Review Summary: Poppier, more accessible, and hardly hip-hop, RJD2 presents a new sound on a new label where he plays every note and sings the entire time.
Throughout the last decade or so, we’ve had various hip-hop artists blur the boundaries between alternative and hip-hop, sometimes finding more fans in the alternative/rock scene than in the hip-hop scene. Most recently, The Gorillaz and Gnarls Barkley crossed these genre lines and met extreme success. Their music lied its roots in hip-hop, but with sung vocals and a more melodic take on their music, they found new ears and more people enjoyed it. DJ Shadow’s blend of trip-hop puts him in festivals like Coachella alongside bands like The Flaming Lips and The Arcade Fire. Gnarls Barkley is finally riding their wave in and their popularity is decreasing. They plan to emerge with another album that will hopefully provide tracks as catchy as Crazy, but if any other artist wanted to cash in on the fame that Gnarls Barkley received, the time is now. RJD2 and his latest album, The Third Hand, possess the melodic hip-hop that found so many other artists critical and mainstream acclaim before him.

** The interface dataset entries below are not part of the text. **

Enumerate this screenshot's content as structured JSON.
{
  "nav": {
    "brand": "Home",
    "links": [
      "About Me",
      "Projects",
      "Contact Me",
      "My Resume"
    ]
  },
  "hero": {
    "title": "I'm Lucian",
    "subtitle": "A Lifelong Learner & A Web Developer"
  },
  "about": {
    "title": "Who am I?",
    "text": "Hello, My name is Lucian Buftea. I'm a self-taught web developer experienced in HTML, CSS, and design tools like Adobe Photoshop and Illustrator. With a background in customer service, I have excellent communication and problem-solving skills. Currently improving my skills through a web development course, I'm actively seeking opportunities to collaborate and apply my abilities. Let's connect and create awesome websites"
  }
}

RJD2 is the one man project of Ramble John Krohn. Much in the line of Danger Mouse, RJD2 does producing, remixing, and his own solo work, including a remix of Radiohead’s Airbag
. The Third Hand is his first album away from Def Jux Records, a left field hip hop label. Instead, he joins up with XL Recordings, the same label that released Thom Yorke’s The Eraser. XL being a more prominent label, this is the time for RJD2 to step out into the mainstream. However, he needed something that would set him apart from his growing genre of imitators.
The first noticeable aspect of the music is the absence of actual hip-hop. The influence is there, especially in the drum grooves and some of the melodies, especially noticeable in Beyond
. It starts instrumental and could easily feature a rapper at any second. Instead, it becomes sparser with synthesized staccato voices. These two voices are essentially the two parts of the song, with the former being the chorus that repeats itself with RJD2 adding vocals. These vocals make this further from hip-hop than anything he has ever done. RJD2 sings throughout the entire album. His voice is on pitch and has a unique quality about it, it holds a tune well. He double tracks himself often to create harmonies. However, he is no Cee-Lo and there is a quavering tentativeness about his voice.
Still, there are some great tracks here. Laws of the Gods
sounds like a 21st century recreation of Eleanor Rigby, with Krohn reaching high up into his falsetto. The melody and chord progression is very simple and takes a very Lennon-esque quality about the style. You Never Had It So Good
opens the album with a beautiful and catchy arpeggio. It explodes into something that departs completely from hip-hop outside the electronic drum beat. Instead, RJD2 presents an indie-pop styled, laid-back song with catchy melodies. The catchiness of this album is really its greatest aspect. RJD2 creates poppy and fun music with The Third Hand. In the middle of the album, he delves into more complex material in some instrumentals, but he maintains the same voice from the rest of the album. Although he changes instruments and tempos often, the fun and light feel of the album never leaves and it gets tiring. Get It
switches from airy electronica to guitar-based rock on the fly. For about a minute and a half, it is interesting, but it just gets repetitive. The repetitive nature of his instrumentals is the biggest flaw, and a little more creativity on his part in the instrumentals would have brought the album up significantly.
The Third Hand is the sound of RJD2 reaching to his outer reaches and experimenting with a brand new idea and sound. His conception of melody and harmony is well above the average hip-hop artist, but the album as a whole is very flat and boring. Individual tracks have many redeeming qualities; however, this is not an album to listen to from start to finish. The Third Hand is certainly a step in a new direction for RJD2, and he creates songs that could find some success on the radio while still maintaining a musical integrity that makes it interesting to a trained ear as well.
You Never Had It
Laws of the Gods